**EXERCISE**
Scan the material and copy out each line where the word "data" occurs.

##### EXTRACTED RECORDS #####

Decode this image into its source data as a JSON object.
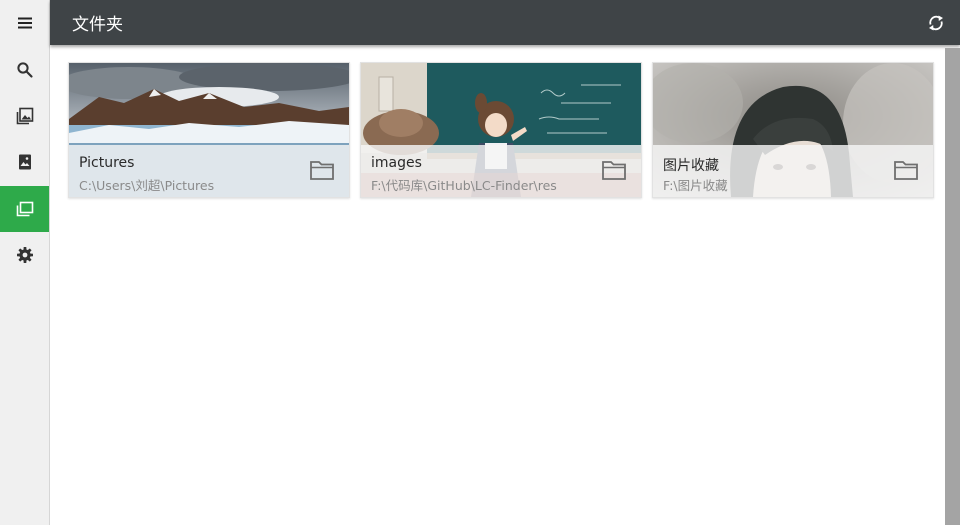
{
  "header": {
    "title": "文件夹",
    "refresh_icon": "refresh-icon",
    "background": "#3f4447"
  },
  "sidebar": {
    "accent": "#2eaa4a",
    "items": [
      {
        "icon": "menu-icon",
        "active": false
      },
      {
        "icon": "search-icon",
        "active": false
      },
      {
        "icon": "images-icon",
        "active": false
      },
      {
        "icon": "image-icon",
        "active": false
      },
      {
        "icon": "folders-icon",
        "active": true
      },
      {
        "icon": "gear-icon",
        "active": false
      }
    ]
  },
  "folders": [
    {
      "name": "Pictures",
      "path": "C:\\Users\\刘超\\Pictures",
      "icon": "folder-icon"
    },
    {
      "name": "images",
      "path": "F:\\代码库\\GitHub\\LC-Finder\\res",
      "icon": "folder-icon"
    },
    {
      "name": "图片收藏",
      "path": "F:\\图片收藏",
      "icon": "folder-icon"
    }
  ]
}
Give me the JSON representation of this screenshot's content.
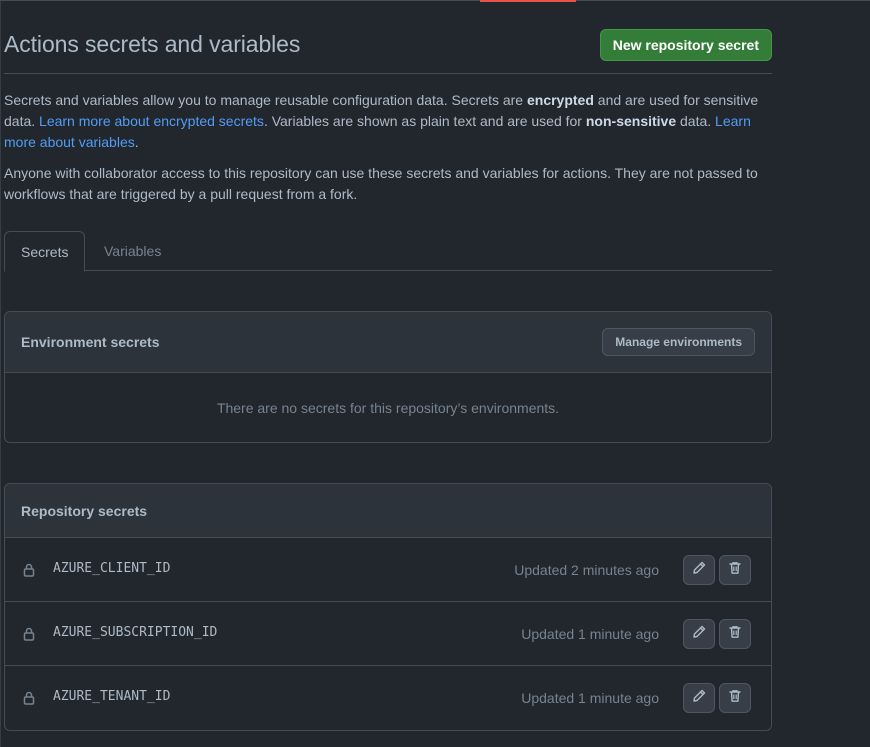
{
  "header": {
    "title": "Actions secrets and variables",
    "new_secret_label": "New repository secret"
  },
  "description": {
    "p1_a": "Secrets and variables allow you to manage reusable configuration data. Secrets are ",
    "p1_b": "encrypted",
    "p1_c": " and are used for sensitive data. ",
    "p1_link1": "Learn more about encrypted secrets",
    "p1_d": ". Variables are shown as plain text and are used for ",
    "p1_e": "non-sensitive",
    "p1_f": " data. ",
    "p1_link2": "Learn more about variables",
    "p1_g": ".",
    "p2": "Anyone with collaborator access to this repository can use these secrets and variables for actions. They are not passed to workflows that are triggered by a pull request from a fork."
  },
  "tabs": [
    {
      "label": "Secrets",
      "active": true
    },
    {
      "label": "Variables",
      "active": false
    }
  ],
  "environment_secrets": {
    "title": "Environment secrets",
    "manage_label": "Manage environments",
    "empty_text": "There are no secrets for this repository’s environments."
  },
  "repository_secrets": {
    "title": "Repository secrets",
    "items": [
      {
        "name": "AZURE_CLIENT_ID",
        "updated": "Updated 2 minutes ago"
      },
      {
        "name": "AZURE_SUBSCRIPTION_ID",
        "updated": "Updated 1 minute ago"
      },
      {
        "name": "AZURE_TENANT_ID",
        "updated": "Updated 1 minute ago"
      }
    ]
  },
  "icons": {
    "row_icon": "lock-icon",
    "edit": "pencil-icon",
    "delete": "trash-icon"
  },
  "colors": {
    "background": "#22272e",
    "primary_button": "#347d39",
    "link": "#539bf5",
    "accent": "#e5534b"
  }
}
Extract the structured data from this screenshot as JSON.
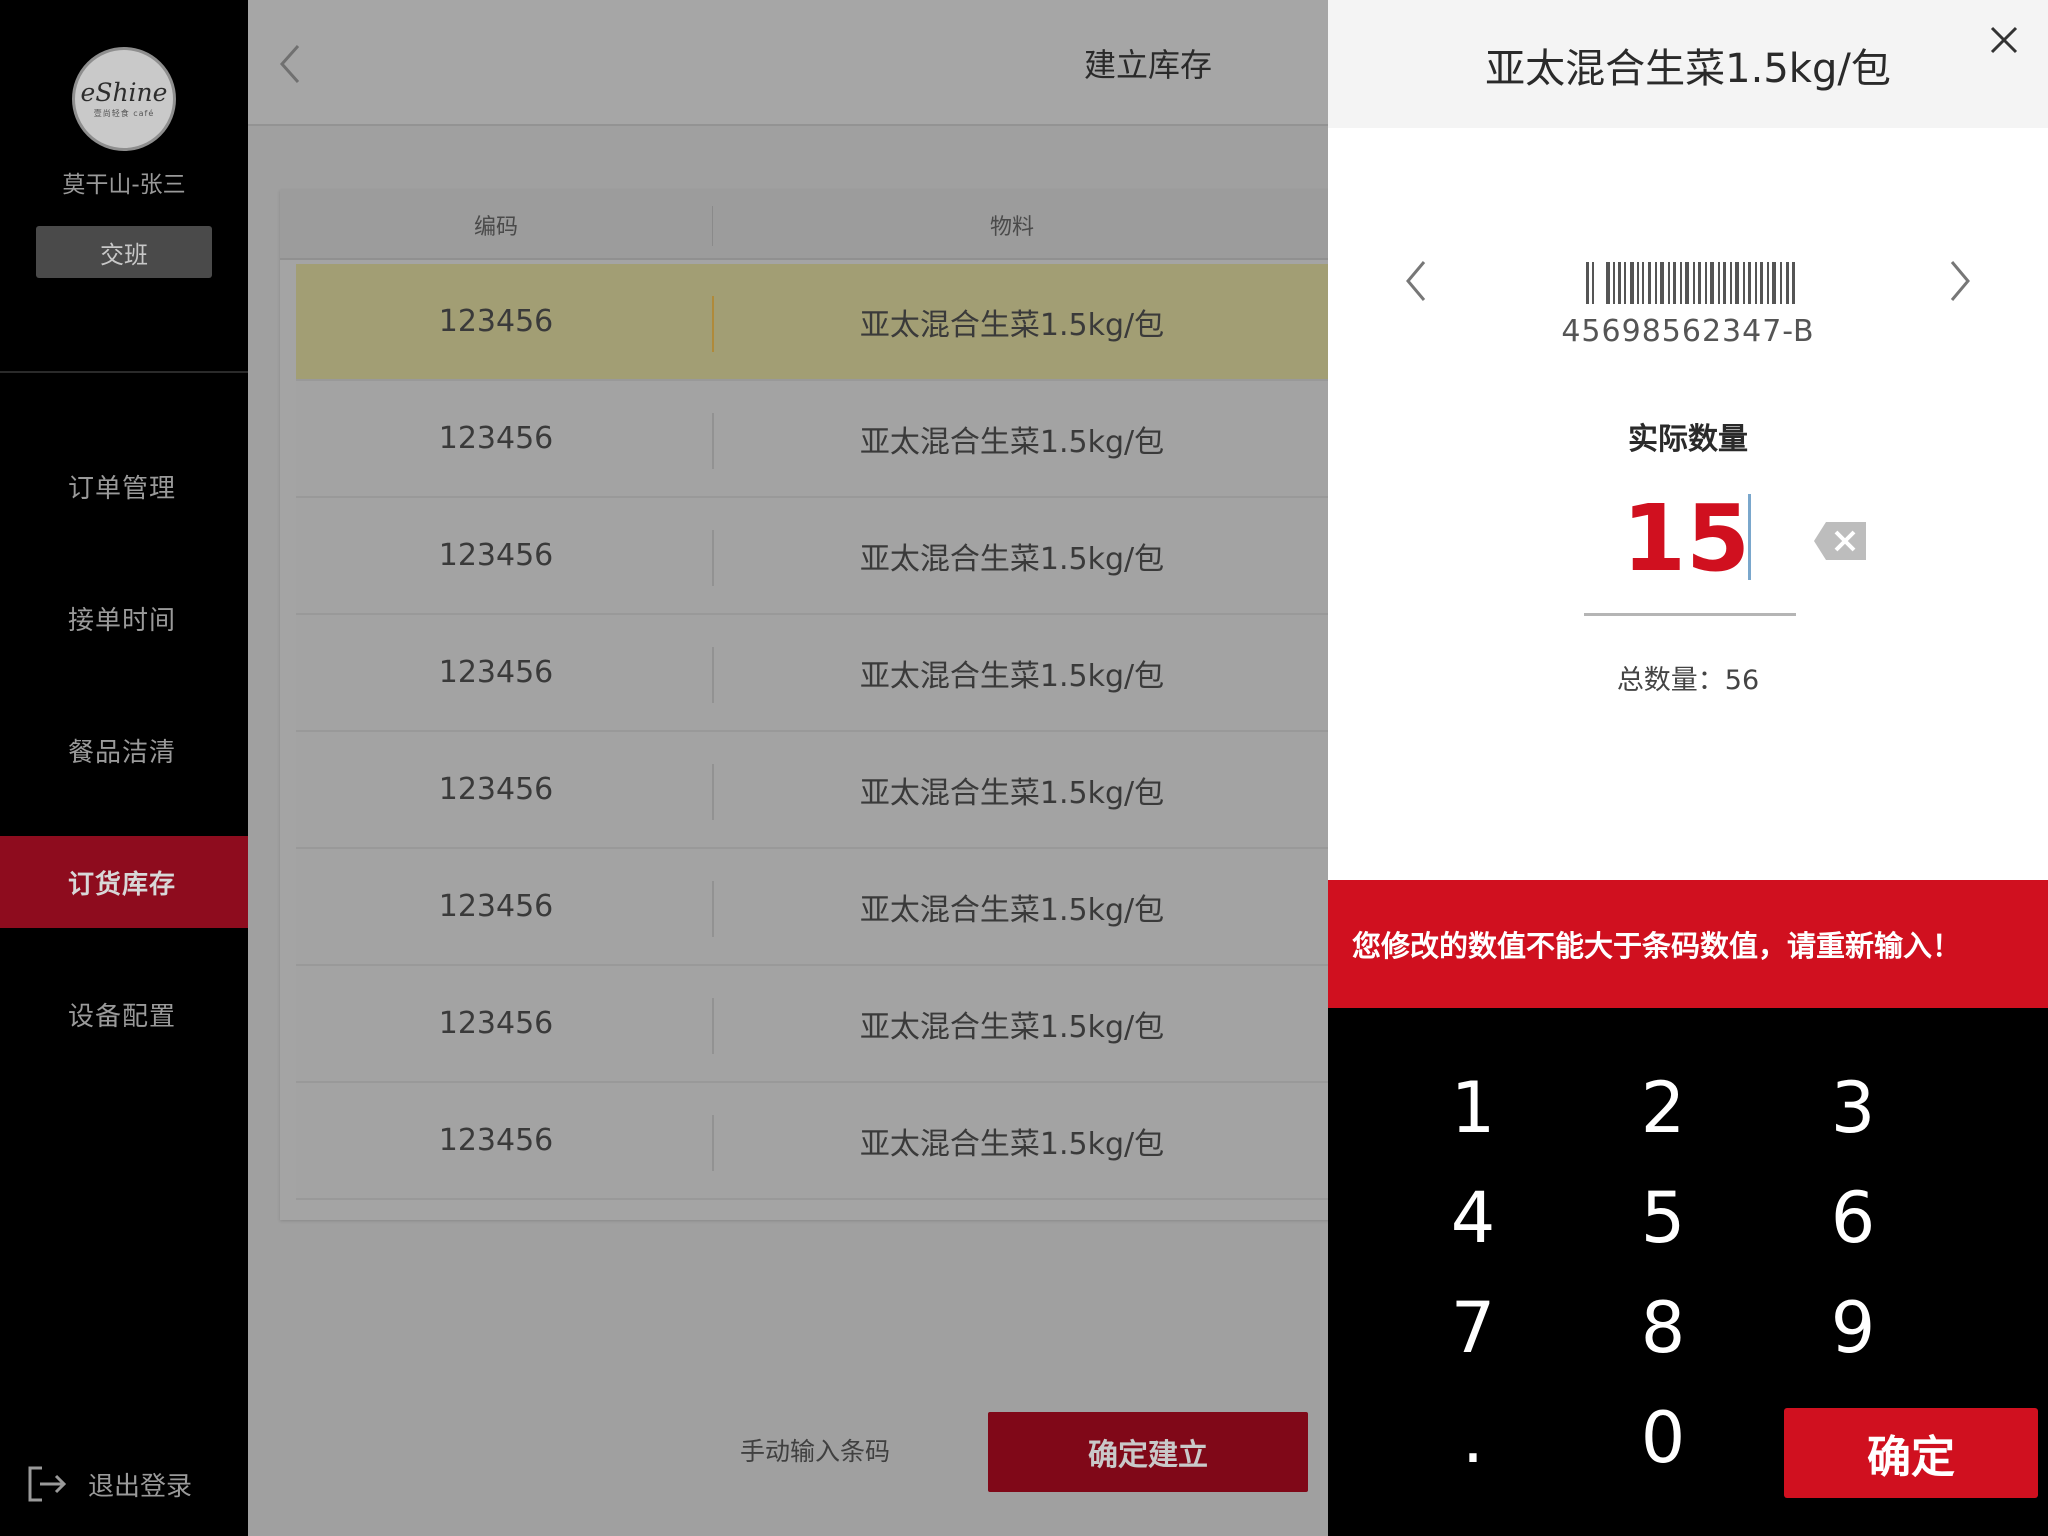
{
  "sidebar": {
    "logo_text": "eShine",
    "logo_subtext": "壹尚轻食 café",
    "user_name": "莫干山-张三",
    "shift_button": "交班",
    "nav_items": [
      {
        "label": "订单管理"
      },
      {
        "label": "接单时间"
      },
      {
        "label": "餐品洁清"
      },
      {
        "label": "订货库存",
        "active": true
      },
      {
        "label": "设备配置"
      }
    ],
    "logout_label": "退出登录"
  },
  "main": {
    "title": "建立库存",
    "table": {
      "headers": [
        "编码",
        "物料"
      ],
      "rows": [
        {
          "code": "123456",
          "material": "亚太混合生菜1.5kg/包",
          "selected": true
        },
        {
          "code": "123456",
          "material": "亚太混合生菜1.5kg/包"
        },
        {
          "code": "123456",
          "material": "亚太混合生菜1.5kg/包"
        },
        {
          "code": "123456",
          "material": "亚太混合生菜1.5kg/包"
        },
        {
          "code": "123456",
          "material": "亚太混合生菜1.5kg/包"
        },
        {
          "code": "123456",
          "material": "亚太混合生菜1.5kg/包"
        },
        {
          "code": "123456",
          "material": "亚太混合生菜1.5kg/包"
        },
        {
          "code": "123456",
          "material": "亚太混合生菜1.5kg/包"
        }
      ]
    },
    "manual_entry_label": "手动输入条码",
    "confirm_create_label": "确定建立"
  },
  "panel": {
    "title": "亚太混合生菜1.5kg/包",
    "barcode": "45698562347-B",
    "qty_label": "实际数量",
    "qty_value": "15",
    "total_label": "总数量：56",
    "error_message": "您修改的数值不能大于条码数值，请重新输入！",
    "keypad": [
      "1",
      "2",
      "3",
      "4",
      "5",
      "6",
      "7",
      "8",
      "9",
      ".",
      "0"
    ],
    "confirm_label": "确定"
  },
  "colors": {
    "accent_red": "#d0101f",
    "active_nav": "#8e0c1e",
    "selected_row": "#a29e74"
  }
}
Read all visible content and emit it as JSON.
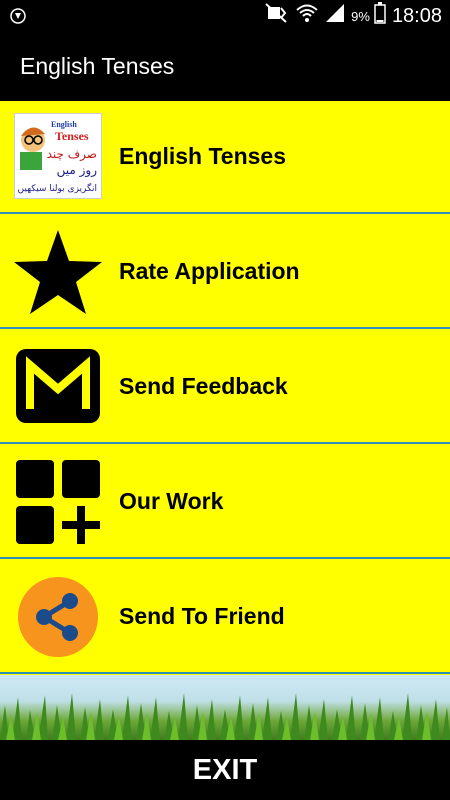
{
  "status_bar": {
    "battery_percent": "9%",
    "time": "18:08",
    "icons": [
      "shield-icon",
      "mute-icon",
      "wifi-icon",
      "signal-icon",
      "battery-icon"
    ]
  },
  "app_bar": {
    "title": "English Tenses"
  },
  "menu": {
    "items": [
      {
        "label": "English Tenses",
        "icon": "app-logo-icon"
      },
      {
        "label": "Rate Application",
        "icon": "star-icon"
      },
      {
        "label": "Send Feedback",
        "icon": "mail-icon"
      },
      {
        "label": "Our Work",
        "icon": "apps-grid-icon"
      },
      {
        "label": "Send To Friend",
        "icon": "share-icon"
      }
    ]
  },
  "logo": {
    "title": "English",
    "subtitle": "Tenses",
    "urdu_line1": "صرف چند",
    "urdu_line2": "روز میں",
    "urdu_line3": "انگریزی بولنا سیکھیں"
  },
  "footer": {
    "exit_label": "EXIT"
  },
  "colors": {
    "menu_background": "#ffff00",
    "divider": "#2e8fb8",
    "share_circle": "#f7941d",
    "share_node": "#1c4b8c"
  }
}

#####

**REPLY**
Decode this image into its source data as a JSON object.
    "p1_a": "Secrets and variables allow you to manage reusable configuration data. Secrets are ",
    "p1_c": " and are used for sensitive data. ",
    "p1_f": " data. ",
Extract the structured data from this screenshot as JSON.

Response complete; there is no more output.